Whether you're looking for light tapas, hearty seafood Paella or a gourmet dining experiences in the Basque country, you can find restaurants in Spain to cater to your culinary needs.
Spain's most popular dining category is tapas, which are typically small servings of cured meats, olives and cheeses, grilled squid or meatballs. There are regional variations of tapas, for example pintxos are small plates served in the north. You will find some of the best tapas restaurants in Spain in Madrid, San Sebastian and Seville.
Other Spain restaurants to try include asadores, which specialize in grilled meats and marisquerías, which serve fish and seafood.
Some of the best restaurants in Spain are now some of the best restaurants, with the now closed el Bullí putting Spain on the map as a culinary destination. It is possible to find great food all over the country, but Valencia, Barcelona, San Sebastian, Andalucía and Seville are among the best cities in Spain for a foodie holiday.
The opening pun (comer, “to eat,” and Carrer Comerç) is fair warning that Carles Abellán is out to play with your mind and palate. At his sleek, red-accented eatery, just around the corner from one of the central plazas in the hopping Born neighborhood, dining is pure entertainment.

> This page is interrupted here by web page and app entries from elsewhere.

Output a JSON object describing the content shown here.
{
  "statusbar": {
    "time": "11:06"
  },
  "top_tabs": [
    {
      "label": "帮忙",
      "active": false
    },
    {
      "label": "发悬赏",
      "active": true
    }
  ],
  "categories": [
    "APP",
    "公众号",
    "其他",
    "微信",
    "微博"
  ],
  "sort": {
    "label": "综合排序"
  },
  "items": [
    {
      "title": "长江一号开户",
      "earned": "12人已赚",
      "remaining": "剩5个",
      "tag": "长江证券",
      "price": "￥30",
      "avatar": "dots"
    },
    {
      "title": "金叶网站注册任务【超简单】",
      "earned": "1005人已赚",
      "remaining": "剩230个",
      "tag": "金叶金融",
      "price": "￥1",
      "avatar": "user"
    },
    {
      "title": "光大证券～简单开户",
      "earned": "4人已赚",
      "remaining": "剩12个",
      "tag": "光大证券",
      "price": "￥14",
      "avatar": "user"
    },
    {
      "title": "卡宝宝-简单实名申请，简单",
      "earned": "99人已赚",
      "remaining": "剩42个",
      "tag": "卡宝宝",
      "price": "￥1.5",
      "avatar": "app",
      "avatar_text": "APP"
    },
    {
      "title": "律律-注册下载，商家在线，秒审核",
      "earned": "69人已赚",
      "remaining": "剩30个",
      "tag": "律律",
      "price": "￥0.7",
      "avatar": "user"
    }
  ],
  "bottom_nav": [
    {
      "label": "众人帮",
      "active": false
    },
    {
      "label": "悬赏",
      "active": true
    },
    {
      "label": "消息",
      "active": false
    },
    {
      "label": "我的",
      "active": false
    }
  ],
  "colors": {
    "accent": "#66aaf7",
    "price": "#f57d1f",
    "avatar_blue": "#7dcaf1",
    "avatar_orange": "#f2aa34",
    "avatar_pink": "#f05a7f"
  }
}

The taberna stocks the latest emerging vintages (try wines from the Madrid region).
Named for Tara, the female side of Buddha and the embodiment of truth in the Tibetan Buddhist tradition, Drolma—and chef Fermín Puig—turn out a classical Mediterranean and Catalan cuisine that strives for that ideal every time out.

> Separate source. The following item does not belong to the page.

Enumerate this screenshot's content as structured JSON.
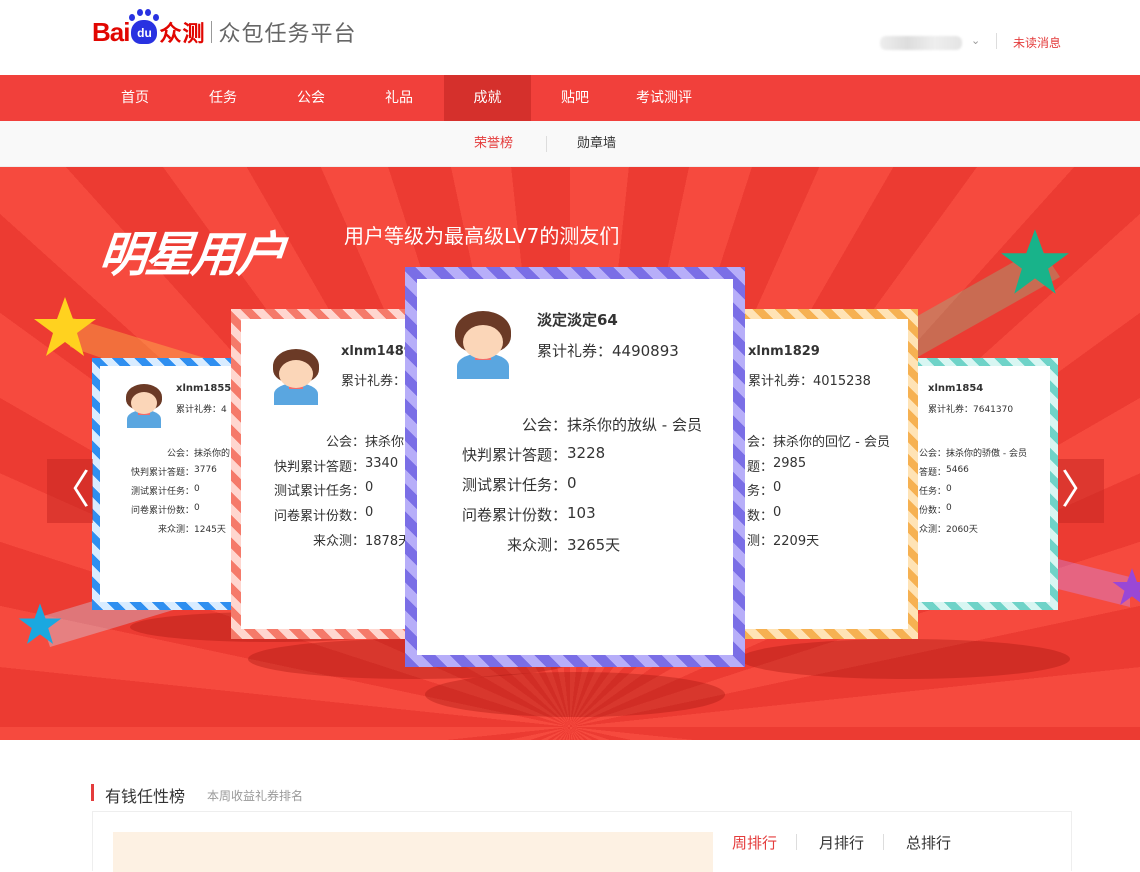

Black walls and artful lighting provide a stylish setting for gourmet sandwiches conceived by rock-star chef Sergi Arola.
Known for its waterfront view, this Barceloneta port restaurant brings in ingredients fresh from the fish market, located a mere 100 meters away.
At Carles Abellán's new-wave asador inside the Ricardo Bofill–designed W, steaks from 10 kinds of pedigreed cows (we loved the domestic Rubia Gallega) are grilled to uncanny perfection over freshly made oak coal.
Lhardy is a grand 19th-century museum piece famous for its burnished interiors and cocido (boiled dinner).
The boho café near El Born is so green that even the beer is organic. The earthy spelt bread dunks superbly into the saucy meatballs enriched with a hand-pounded almond sauce, and the fluffy brandada de bacalao is painstakingly beaten with olive oil.
Chef Paco Ron's restaurant combines a lively tapas bar with a handsome basement dining room in various shades of gray.
This gem in the arsenal of every businessman and artist in town is nevertheless missed by many tourists. Inside the modern, uncluttered Scandinavian-style dining room, walls alternate between bold red, mustard yellow, and carved blond-wood panels.